We are now closed for the Christmas holidays. Our opening hours for the Christmas period are:
Office closed: Friday, 18th December at 5:00 pm.
Re-opening: Tuesday, 5th January 2021 at 9:30 am.
We wish all of our clients and your families a very happy and safe Christmas.
We look forward to working with you in 2021.
Our offices are now closed for the Easter break. We will re-open on Wednesday, 15th April.
Wishing all of our clients, family and friends a very Happy Easter.
From all at Liddy Neilan Solicitors.
Over the coming weeks, Liddy Neilan Solicitors will be operating our normal business hours (09:00 – 17:00 | Mon – Fri).
However, we will endeavour to do as much as possible over the phone and we will limit appointments to those of an essential nature only.
We will be following HSE advice regarding social distancing, handwashing and refraining from hand-shaking. Please contact us if you have any questions or concerns.
Keep safe and well.
Our Christmas opening hours are as follows:
Closing, 4:00pm on 20th December.
Re-opening, 09:30 on 6th January, 2020.
Wishing all of our clients a very happy and safe Christmas, from all of us at Liddy Neilan Solicitors.
According to a recent survey, 7 out of 10 Irish people have not made a will.

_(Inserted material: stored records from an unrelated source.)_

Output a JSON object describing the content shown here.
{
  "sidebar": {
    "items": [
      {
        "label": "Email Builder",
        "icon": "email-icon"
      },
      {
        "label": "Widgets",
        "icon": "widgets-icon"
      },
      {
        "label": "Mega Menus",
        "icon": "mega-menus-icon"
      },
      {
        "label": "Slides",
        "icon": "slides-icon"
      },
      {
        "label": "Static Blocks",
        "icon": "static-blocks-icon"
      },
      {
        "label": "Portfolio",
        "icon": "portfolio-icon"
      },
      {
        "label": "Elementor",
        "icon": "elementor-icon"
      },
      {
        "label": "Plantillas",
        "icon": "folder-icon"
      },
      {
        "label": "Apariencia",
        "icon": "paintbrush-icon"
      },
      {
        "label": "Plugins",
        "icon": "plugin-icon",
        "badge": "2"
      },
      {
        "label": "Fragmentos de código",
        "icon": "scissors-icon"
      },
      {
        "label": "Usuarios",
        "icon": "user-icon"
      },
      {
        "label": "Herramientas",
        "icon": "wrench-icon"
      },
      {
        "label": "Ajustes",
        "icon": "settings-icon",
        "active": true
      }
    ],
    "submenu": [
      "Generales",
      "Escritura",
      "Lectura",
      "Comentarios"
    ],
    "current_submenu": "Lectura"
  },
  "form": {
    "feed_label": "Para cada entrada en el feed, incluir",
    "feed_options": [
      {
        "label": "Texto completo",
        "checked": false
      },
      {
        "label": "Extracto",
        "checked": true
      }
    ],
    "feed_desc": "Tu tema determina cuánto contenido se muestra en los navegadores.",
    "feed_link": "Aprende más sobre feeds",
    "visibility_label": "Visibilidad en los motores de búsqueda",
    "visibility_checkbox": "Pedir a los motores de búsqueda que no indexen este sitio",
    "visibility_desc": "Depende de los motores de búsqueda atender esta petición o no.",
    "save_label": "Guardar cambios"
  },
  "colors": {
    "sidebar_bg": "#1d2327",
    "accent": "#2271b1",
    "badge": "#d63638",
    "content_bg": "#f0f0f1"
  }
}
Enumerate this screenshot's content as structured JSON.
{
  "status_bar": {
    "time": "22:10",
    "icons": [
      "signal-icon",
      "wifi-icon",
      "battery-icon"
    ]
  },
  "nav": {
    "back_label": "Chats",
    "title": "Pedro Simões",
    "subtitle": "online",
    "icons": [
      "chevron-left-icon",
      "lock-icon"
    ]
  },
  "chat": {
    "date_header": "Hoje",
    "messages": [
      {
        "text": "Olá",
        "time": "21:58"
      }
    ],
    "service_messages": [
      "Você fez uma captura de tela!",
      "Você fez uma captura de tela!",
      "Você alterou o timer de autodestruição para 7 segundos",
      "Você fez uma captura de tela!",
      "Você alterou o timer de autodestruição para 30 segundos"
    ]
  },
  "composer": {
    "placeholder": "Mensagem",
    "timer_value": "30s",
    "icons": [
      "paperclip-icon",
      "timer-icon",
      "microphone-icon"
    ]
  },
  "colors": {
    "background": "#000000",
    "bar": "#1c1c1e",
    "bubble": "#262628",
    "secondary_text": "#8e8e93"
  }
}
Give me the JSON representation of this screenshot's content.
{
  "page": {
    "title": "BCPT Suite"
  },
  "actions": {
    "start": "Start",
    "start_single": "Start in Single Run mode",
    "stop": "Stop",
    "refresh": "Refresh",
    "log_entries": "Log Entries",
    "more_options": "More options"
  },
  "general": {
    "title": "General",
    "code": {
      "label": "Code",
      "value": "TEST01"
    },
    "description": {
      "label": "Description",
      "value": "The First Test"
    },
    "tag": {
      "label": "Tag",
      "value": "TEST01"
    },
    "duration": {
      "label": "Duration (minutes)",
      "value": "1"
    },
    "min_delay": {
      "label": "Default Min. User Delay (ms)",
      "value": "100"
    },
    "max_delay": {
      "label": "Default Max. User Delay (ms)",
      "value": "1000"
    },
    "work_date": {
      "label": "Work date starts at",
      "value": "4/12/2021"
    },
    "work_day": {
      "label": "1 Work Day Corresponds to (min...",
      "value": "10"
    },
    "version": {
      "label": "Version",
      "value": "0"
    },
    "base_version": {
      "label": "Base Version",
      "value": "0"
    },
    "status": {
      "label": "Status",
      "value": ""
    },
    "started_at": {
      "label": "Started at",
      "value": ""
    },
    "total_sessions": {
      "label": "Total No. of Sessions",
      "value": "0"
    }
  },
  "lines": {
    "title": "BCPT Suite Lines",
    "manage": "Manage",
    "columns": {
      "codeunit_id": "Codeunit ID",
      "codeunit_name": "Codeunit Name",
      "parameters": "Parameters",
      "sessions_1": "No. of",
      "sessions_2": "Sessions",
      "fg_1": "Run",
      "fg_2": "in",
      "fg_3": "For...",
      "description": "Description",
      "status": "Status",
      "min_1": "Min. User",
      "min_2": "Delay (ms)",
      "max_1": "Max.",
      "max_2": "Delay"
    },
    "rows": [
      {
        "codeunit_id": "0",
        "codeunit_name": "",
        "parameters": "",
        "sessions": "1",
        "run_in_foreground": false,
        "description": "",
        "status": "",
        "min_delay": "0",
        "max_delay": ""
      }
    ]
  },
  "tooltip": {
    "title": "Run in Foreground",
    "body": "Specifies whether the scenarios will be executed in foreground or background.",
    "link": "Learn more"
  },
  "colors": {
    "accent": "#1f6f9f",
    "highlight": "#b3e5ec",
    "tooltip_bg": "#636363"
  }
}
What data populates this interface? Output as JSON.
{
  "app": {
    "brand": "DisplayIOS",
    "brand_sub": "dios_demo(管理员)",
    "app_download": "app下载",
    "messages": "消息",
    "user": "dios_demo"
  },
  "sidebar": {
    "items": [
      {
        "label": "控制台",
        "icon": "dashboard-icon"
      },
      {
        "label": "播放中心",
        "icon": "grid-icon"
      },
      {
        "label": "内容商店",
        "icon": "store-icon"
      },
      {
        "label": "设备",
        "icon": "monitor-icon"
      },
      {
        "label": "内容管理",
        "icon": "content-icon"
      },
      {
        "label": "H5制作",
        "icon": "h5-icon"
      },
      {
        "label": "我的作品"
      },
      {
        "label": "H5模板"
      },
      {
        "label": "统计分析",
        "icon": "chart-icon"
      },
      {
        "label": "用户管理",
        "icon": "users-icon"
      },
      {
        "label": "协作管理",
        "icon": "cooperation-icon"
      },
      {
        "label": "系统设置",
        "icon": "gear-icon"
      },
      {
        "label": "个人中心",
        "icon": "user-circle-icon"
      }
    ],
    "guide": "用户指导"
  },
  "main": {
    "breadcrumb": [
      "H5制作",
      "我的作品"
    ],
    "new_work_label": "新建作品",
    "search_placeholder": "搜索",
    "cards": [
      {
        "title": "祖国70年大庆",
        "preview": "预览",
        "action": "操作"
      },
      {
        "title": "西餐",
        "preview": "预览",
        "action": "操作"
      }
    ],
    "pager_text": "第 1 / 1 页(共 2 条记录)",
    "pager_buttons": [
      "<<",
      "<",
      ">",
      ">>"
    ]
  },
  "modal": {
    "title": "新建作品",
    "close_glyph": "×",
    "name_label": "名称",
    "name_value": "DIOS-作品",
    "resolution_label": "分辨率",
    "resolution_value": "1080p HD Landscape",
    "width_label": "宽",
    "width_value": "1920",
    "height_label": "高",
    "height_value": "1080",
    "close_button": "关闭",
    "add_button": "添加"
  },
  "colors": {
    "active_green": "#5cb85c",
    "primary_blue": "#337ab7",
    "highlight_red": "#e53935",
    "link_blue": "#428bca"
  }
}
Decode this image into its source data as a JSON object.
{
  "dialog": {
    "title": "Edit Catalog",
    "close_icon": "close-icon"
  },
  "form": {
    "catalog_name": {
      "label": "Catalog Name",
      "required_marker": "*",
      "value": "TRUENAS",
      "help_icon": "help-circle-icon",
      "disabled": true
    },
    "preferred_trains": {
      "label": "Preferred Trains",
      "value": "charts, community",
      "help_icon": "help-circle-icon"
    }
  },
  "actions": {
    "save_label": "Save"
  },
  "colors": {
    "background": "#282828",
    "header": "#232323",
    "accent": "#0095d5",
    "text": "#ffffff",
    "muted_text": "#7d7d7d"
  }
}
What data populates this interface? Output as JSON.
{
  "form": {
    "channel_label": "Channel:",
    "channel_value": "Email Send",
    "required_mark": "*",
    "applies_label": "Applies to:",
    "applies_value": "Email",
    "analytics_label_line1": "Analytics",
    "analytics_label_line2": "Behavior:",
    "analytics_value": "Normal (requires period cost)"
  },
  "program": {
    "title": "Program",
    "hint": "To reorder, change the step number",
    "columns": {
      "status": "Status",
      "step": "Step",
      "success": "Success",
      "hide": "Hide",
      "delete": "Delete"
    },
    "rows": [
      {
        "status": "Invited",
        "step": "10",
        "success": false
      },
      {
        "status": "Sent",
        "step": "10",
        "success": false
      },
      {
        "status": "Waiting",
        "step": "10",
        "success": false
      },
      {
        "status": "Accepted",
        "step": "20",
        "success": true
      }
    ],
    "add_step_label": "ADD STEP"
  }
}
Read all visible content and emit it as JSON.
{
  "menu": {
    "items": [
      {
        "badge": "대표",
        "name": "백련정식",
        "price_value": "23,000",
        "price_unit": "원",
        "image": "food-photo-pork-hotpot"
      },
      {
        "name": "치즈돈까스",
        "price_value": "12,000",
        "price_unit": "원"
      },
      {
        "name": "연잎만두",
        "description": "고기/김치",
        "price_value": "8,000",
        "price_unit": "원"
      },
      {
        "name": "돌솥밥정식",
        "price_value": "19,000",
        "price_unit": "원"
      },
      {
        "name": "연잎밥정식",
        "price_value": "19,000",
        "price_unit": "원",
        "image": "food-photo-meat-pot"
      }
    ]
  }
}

The survey, conducted by life, pensions and investment company Royal London of 1,000 Irish adults nationwide found that 36% said they do not have a will in place, with another 36% “putting it on the long finger”. 29% believe that starting a family would be the perfect time to create a will while 23% believe the right time is when buying a house. However, the best time to write a will is now.
So, why is it so important to “get your affairs in order”? Well, the list is endless we list the top 5 reasons below:
- Most obviously, and importantly, having a will in place provides legal clarity over what a person wants to do with their estate and assets after the die. Without a will, the law determines how a person’s assets are distributed.
- When a spouse dies, most people tend to pass on the estate in its entirety to their husband / wife. However, without a will, any assets not held in the joint names would pass under the Rules of Intestacy. This means that if you die without leaving a will and you are survived by a spouse and children your estate will be divided as follow- 2/3 to your spouse and 1/3 equally between your children. This can cause difficulties in relation to the family home and if children are under the age of 18 at the time of your death.
- Without a will in place it may make things difficult financially for the beneficiaries.
- By having a will in place it will ensure that you can engage in tax planning in order to minimise the inheritance tax liability of the beneficiaries.
- Peace of mind – knowing that you have provided written clarity around all of your wishes and assets relieves stress and allows you to put your mind at rest.
At Liddy Neilan, we advise executors, personal representatives and beneficiaries of their duties, rights and entitlements in relation to the administration of a deceased’s estate.
We also have experience in drafting and registering enduring powers of attorney and dealing with wards of court applications.
Call us today to discuss your will and wishes. We would be delighted to talk you through the process.